The under-27 Giro d’Italia, the GiroBio has taken its toll on the British team. The team lost Erick Rowsell to a crash Wednesday and George Atkins abandoned the next day.
Luke Rowe, making problems worse, started the GiroBio off his best form. Two days before the race began, he was vomiting and not feeling well.
“He was my main guy and I built the team around him,” Sports Director Max Sciandri told Cycling Weekly. “If Luke is not up to it then 3/4 of my team is gone. He is a leader and the other guys look up to him.”
Rowe is getting better, but it is too late as the race ends tomorrow in Tuscany. Regardless, Sciandri is rethinking the GiroBio.
“I am not coming back next year. You need a rider like Pete Kennaugh or Luke Rowe going at 110 per cent to come and do something here, if not then it is a hammering every day.
“Maybe if the organisers change the rules to make the race under 23, because as it is now some of these guys have raced the professional Worlds already. I have guys like Chris Whorrall and George Atkins, who were juniors last year – just imagine the differences.”
Kennaugh races for Team Sky this year, but last year he won a stage and finished third overall at the GiroBio.
Colombian Carlos Betancur continues to lead this year’s race and looks likely to win tomorrow. Venezuelan Jonathan Alejandro Monsalve won today’s stage to Vitolini, 170.9 kilometres.
Rowe and Mark Christian missed the escapes, but were in the main chasing group. Andrew Fenn was in a group further back and Whorrall struggled home in one of the last groups.
Rowe, 20, won the ZLM Tour last year and earlier this year, won the British National Madison Championships with Christian.

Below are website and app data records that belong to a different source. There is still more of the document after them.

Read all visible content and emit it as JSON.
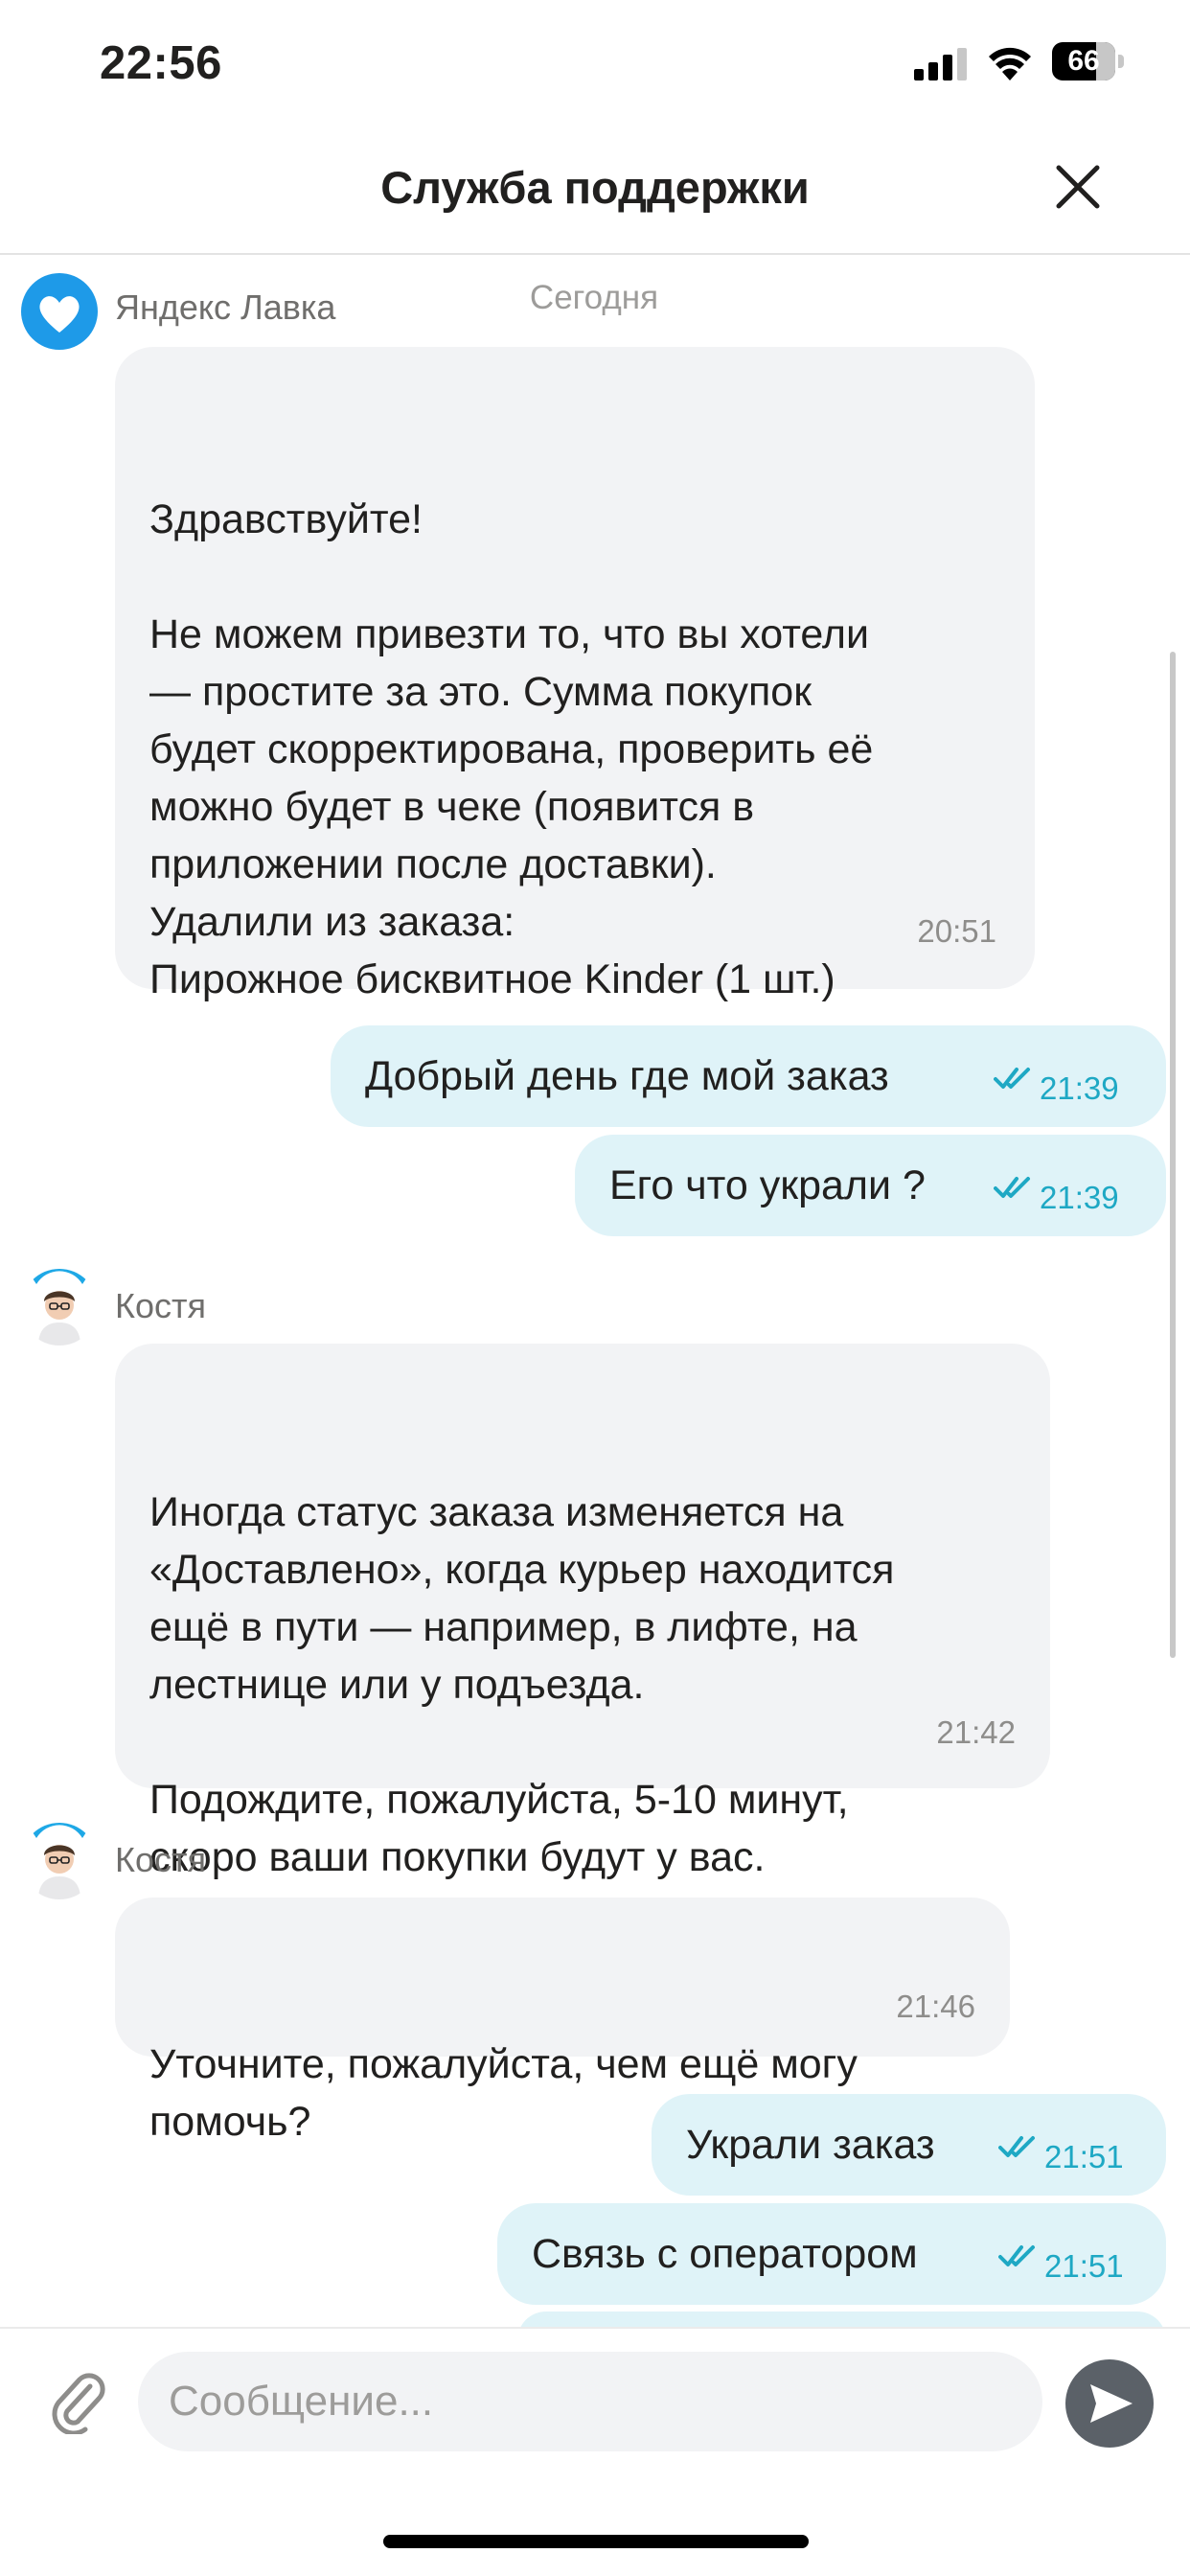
{
  "status_bar": {
    "time": "22:56",
    "battery": "66"
  },
  "header": {
    "title": "Служба поддержки"
  },
  "chat": {
    "date_label": "Сегодня",
    "messages": [
      {
        "sender": "Яндекс Лавка",
        "text": "Здравствуйте!\n\nНе можем привезти то, что вы хотели\n— простите за это. Сумма покупок\nбудет скорректирована, проверить её\nможно будет в чеке (появится в\nприложении после доставки).\nУдалили из заказа:\nПирожное бисквитное Kinder (1 шт.)",
        "time": "20:51"
      },
      {
        "text": "Добрый день где мой заказ",
        "time": "21:39"
      },
      {
        "text": "Его что украли ?",
        "time": "21:39"
      },
      {
        "sender": "Костя",
        "text": "Иногда статус заказа изменяется на\n«Доставлено», когда курьер находится\nещё в пути — например, в лифте, на\nлестнице или у подъезда.\n\nПодождите, пожалуйста, 5-10 минут,\nскоро ваши покупки будут у вас.",
        "time": "21:42"
      },
      {
        "sender": "Костя",
        "text": "Уточните, пожалуйста, чем ещё могу\nпомочь?",
        "time": "21:46"
      },
      {
        "text": "Украли заказ",
        "time": "21:51"
      },
      {
        "text": "Связь с оператором",
        "time": "21:51"
      }
    ]
  },
  "input": {
    "placeholder": "Сообщение..."
  },
  "colors": {
    "outgoing_bubble": "#dff3f8",
    "incoming_bubble": "#f2f3f5",
    "read_check": "#1ea8c4",
    "lavka_blue": "#1e9ae8"
  },
  "icons": [
    "signal-icon",
    "wifi-icon",
    "battery-icon",
    "close-icon",
    "yandex-lavka-logo-icon",
    "operator-avatar",
    "double-check-icon",
    "paperclip-icon",
    "send-icon"
  ]
}
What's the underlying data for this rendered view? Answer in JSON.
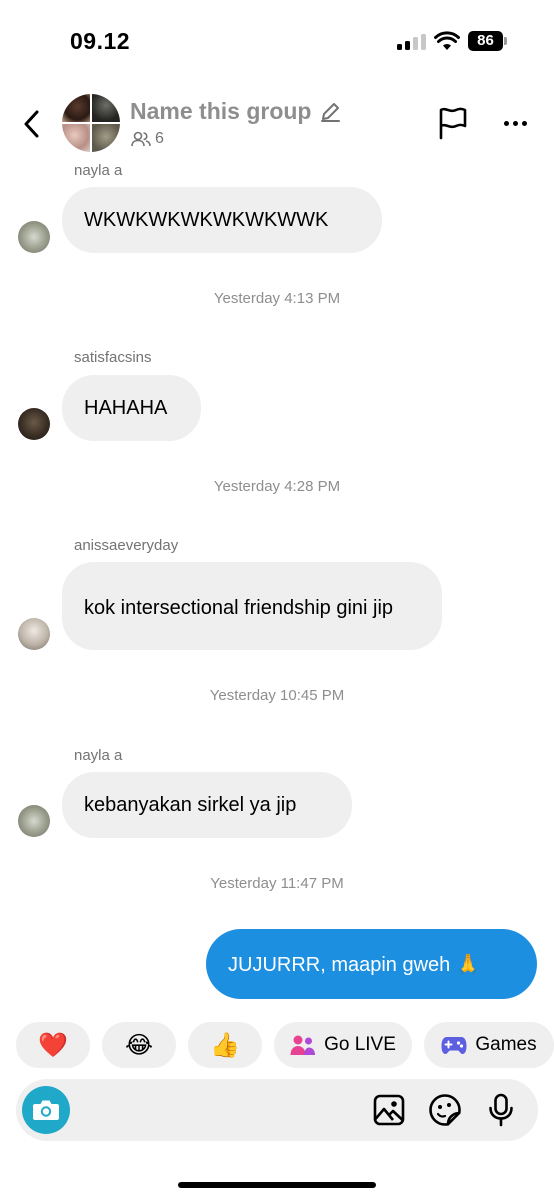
{
  "status_bar": {
    "time": "09.12",
    "battery": "86"
  },
  "header": {
    "group_name": "Name this group",
    "member_count": "6"
  },
  "messages": [
    {
      "sender": "nayla a",
      "text": "WKWKWKWKWKWKWWK"
    },
    {
      "timestamp": "Yesterday 4:13 PM"
    },
    {
      "sender": "satisfacsins",
      "text": "HAHAHA"
    },
    {
      "timestamp": "Yesterday 4:28 PM"
    },
    {
      "sender": "anissaeveryday",
      "text": "kok intersectional friendship gini jip"
    },
    {
      "timestamp": "Yesterday 10:45 PM"
    },
    {
      "sender": "nayla a",
      "text": "kebanyakan sirkel ya jip"
    },
    {
      "timestamp": "Yesterday 11:47 PM"
    },
    {
      "own": true,
      "text": "JUJURRR, maapin gweh 🙏"
    }
  ],
  "quick_replies": [
    {
      "emoji": "❤️",
      "icon": "heart-icon"
    },
    {
      "emoji": "😂",
      "icon": "laughing-face-icon"
    },
    {
      "emoji": "👍",
      "icon": "thumbs-up-icon"
    },
    {
      "label": "Go LIVE",
      "icon": "people-live-icon"
    },
    {
      "label": "Games",
      "icon": "gamepad-icon"
    }
  ],
  "composer": {
    "icons": [
      "camera-icon",
      "gallery-icon",
      "sticker-icon",
      "microphone-icon"
    ]
  },
  "colors": {
    "own_bubble": "#1d8fe0",
    "other_bubble": "#efefef",
    "camera_button": "#20a8c8",
    "live_icon": "#e84393",
    "games_icon": "#5b5fe0"
  }
}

He and his team-mates face a hard final stage, the same gravel roads used in the Giro d’Italia’s stage to Montalcino last month.
“Luke, Andy and Mark will be up for it,” continued Sciandri, “but I know the guys can do better than they have so far.”
Crunch time for British GiroBio team